Data records for software interfaces:
▬▬▬

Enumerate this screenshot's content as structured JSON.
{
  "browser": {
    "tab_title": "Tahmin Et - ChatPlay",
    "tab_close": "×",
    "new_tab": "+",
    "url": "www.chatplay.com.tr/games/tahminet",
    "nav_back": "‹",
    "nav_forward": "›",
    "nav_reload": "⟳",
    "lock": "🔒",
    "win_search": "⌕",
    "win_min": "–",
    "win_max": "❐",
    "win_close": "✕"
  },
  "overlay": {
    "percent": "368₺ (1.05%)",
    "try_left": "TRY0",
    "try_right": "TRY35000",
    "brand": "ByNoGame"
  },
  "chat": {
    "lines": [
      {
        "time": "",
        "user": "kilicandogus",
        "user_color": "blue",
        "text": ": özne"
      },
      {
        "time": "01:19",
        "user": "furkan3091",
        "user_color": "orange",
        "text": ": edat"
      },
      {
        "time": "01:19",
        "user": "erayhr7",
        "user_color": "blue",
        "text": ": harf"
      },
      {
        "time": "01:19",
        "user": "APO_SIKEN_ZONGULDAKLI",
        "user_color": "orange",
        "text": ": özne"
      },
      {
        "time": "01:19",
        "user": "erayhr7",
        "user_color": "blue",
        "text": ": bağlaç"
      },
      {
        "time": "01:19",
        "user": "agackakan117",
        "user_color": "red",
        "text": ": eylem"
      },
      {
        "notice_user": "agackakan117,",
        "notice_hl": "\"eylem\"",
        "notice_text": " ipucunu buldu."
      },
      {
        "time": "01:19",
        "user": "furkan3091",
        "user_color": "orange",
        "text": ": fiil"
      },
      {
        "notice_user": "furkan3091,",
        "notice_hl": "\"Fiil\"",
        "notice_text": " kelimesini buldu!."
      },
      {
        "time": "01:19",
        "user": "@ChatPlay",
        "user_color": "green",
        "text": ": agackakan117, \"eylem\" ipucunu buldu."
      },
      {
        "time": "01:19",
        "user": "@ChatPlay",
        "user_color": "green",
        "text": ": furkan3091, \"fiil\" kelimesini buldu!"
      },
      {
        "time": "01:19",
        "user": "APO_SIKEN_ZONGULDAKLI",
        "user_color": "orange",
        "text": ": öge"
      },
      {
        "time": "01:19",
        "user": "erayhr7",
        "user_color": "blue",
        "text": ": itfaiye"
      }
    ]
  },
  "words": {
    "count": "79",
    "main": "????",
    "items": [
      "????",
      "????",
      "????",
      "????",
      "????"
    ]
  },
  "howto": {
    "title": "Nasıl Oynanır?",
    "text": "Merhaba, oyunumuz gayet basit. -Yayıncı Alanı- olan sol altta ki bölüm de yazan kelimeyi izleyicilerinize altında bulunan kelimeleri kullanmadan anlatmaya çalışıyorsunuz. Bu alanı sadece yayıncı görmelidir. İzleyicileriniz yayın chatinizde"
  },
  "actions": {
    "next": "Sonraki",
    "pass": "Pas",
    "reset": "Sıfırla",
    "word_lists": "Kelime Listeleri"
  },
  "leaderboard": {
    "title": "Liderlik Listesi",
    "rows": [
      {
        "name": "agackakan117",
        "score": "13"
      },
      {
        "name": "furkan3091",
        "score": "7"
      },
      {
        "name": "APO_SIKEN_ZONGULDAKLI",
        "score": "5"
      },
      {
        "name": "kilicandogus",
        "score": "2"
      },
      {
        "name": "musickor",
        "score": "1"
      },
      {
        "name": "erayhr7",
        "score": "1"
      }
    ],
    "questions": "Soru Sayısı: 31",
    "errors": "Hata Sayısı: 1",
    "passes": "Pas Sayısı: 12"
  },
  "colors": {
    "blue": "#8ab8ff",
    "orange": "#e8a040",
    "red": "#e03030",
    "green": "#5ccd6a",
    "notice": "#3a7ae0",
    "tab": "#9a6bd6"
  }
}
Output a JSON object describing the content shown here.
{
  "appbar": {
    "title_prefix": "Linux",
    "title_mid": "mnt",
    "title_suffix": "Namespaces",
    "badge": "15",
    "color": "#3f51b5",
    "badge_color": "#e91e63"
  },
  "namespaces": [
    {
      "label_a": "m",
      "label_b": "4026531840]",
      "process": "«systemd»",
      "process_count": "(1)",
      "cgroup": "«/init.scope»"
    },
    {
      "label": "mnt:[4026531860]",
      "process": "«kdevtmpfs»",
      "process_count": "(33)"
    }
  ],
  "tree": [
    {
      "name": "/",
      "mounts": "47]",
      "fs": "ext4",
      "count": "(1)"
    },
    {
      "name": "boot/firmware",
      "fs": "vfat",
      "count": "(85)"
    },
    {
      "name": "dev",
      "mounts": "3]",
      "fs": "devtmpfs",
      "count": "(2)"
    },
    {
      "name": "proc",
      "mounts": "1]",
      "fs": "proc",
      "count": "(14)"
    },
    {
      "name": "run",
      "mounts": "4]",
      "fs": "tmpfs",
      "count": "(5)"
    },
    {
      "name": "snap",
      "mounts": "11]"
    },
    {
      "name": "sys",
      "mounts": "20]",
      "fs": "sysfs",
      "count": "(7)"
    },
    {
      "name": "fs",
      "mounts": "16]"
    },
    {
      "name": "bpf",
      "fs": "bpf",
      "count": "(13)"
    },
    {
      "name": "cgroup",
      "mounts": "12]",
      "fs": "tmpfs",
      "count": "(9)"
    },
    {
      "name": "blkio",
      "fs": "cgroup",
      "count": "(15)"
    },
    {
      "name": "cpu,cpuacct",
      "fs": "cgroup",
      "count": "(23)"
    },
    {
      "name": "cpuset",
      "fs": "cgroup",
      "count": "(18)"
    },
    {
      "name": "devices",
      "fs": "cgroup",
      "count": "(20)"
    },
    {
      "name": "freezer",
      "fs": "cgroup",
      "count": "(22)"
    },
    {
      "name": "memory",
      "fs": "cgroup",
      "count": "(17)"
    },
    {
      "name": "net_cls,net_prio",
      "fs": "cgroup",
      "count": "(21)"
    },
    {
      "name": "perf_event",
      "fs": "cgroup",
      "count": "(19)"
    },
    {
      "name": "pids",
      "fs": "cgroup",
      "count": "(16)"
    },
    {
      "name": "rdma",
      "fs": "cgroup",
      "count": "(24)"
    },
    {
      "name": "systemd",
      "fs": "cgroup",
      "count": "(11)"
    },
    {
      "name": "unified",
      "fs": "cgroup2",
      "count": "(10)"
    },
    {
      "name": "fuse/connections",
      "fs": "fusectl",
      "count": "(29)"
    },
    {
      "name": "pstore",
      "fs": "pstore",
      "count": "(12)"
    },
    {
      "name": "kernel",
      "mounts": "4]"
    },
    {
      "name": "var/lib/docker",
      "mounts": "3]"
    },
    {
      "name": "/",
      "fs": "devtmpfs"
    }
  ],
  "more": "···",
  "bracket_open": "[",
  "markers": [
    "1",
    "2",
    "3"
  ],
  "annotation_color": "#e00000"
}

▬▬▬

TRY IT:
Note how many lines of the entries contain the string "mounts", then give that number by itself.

OUTPUT OF THE TASK:
10